Nonsecure voice transmission requires circuit parameter VI.
concerning frequency characteristic of code VI should not exceed the limits
of 8 dB less loss (-) at 0.4 kHz or 20 dB more loss (+) at 2.8 kHz than the
loss at 1,004 Hz.
Loss has to be calculated from levels.
Less loss is
equivalent to a higher level, so 8 dB less loss at 0.4 kHz is equivalent to
a level 8 dB above +2 dBm at 1,004 Hz, or +10 DBm. Conversely, more loss is
equivalent to a lower level, so 20 dB more loss at 2.8 kHz is equivalent to
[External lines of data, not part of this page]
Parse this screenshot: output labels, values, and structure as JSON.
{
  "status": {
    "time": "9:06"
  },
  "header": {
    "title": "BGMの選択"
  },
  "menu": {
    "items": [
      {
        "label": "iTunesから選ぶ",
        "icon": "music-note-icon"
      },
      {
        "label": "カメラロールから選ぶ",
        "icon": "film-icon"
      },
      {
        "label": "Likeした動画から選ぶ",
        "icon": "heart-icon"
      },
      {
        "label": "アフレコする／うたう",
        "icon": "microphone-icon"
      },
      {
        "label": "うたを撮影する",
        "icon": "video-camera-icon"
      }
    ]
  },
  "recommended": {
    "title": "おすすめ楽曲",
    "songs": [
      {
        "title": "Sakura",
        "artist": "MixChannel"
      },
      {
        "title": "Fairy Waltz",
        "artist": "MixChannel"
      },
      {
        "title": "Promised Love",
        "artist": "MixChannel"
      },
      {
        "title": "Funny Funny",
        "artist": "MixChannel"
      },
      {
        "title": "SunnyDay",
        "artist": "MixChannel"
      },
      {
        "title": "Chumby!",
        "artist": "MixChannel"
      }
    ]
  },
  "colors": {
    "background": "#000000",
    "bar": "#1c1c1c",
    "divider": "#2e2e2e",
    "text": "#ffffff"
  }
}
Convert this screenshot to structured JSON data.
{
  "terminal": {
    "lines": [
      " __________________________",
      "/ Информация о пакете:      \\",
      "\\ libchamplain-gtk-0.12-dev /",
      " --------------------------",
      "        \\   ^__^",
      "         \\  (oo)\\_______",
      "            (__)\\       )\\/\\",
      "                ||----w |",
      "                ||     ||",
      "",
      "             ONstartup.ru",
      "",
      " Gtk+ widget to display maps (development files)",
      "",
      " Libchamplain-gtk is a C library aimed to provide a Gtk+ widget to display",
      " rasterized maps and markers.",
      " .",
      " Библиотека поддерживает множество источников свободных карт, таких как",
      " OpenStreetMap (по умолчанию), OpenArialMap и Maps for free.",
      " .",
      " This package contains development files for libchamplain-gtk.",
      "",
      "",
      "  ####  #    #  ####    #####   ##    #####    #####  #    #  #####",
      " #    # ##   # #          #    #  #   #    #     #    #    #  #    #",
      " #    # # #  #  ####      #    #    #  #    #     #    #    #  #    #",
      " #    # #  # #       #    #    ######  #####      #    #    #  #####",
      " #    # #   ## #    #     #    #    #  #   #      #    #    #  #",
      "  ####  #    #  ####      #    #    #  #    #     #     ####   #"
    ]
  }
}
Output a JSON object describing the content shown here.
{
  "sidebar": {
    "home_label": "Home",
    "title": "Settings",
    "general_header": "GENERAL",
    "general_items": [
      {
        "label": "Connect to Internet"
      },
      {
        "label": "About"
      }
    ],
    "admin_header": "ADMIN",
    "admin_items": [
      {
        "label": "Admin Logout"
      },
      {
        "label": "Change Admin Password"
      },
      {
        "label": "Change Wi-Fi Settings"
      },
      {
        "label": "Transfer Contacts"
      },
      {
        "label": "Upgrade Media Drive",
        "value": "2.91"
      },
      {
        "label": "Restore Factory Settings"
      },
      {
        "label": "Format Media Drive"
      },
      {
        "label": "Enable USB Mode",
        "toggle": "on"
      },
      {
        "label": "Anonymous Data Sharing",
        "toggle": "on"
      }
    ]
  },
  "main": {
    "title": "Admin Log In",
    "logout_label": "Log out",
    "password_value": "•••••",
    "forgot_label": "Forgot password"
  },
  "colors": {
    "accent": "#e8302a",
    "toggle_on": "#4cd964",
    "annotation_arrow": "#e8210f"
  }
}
a level 20 dB below +2 dBm at 1,000 Hz, or -18 dBm.
18. b--Learning event 5, paragraph (d),
Extract, table 2, page 80. (appendix).
The maximum net loss is the total loss between the output level of the
sending terminal at 1.0 kHz as compared with the output level of the receive
line amplifier. Table 2 gives the maximum net loss variation parameter for
code VI as 4 dB. Since the output level of the receive line amplifier is
+2 -dBm, the sending level must lie between the limits of dB from that
level, or +6 dBm to -2 dBm, calculated as follows:
(+2 dBm) +(4 dB) = +6 dBm
(+2 dBm) -(4 dB) = 2 dBm
19. d--Learning event 5,
Extract, table 2, page 80.
Table 2, item h shows a maximum allowable channel noise to be 43 dBrnc0.
This is 43 dB above the reference level of -90 dBm (O dBrn with C-message
weighting). In terms of actual value of dBm, the noise level will be 43 dB
above the level of -90 dBm, calculated as follows: -90 dBm +43 dB = -47 dBm.
Note that although -47 dBm is a smaller figure than -90 dBm, it represents a
higher level because it is closer to 0 dBm.
20. b--Lesson 2, DCAC 300-175-9 Extract, table 4, page 88 & e9.
All concerned will be careful that neither this solution nor
information concerning it comes into the possession of students, or
prospective students, who have not completed the work to which it pertains.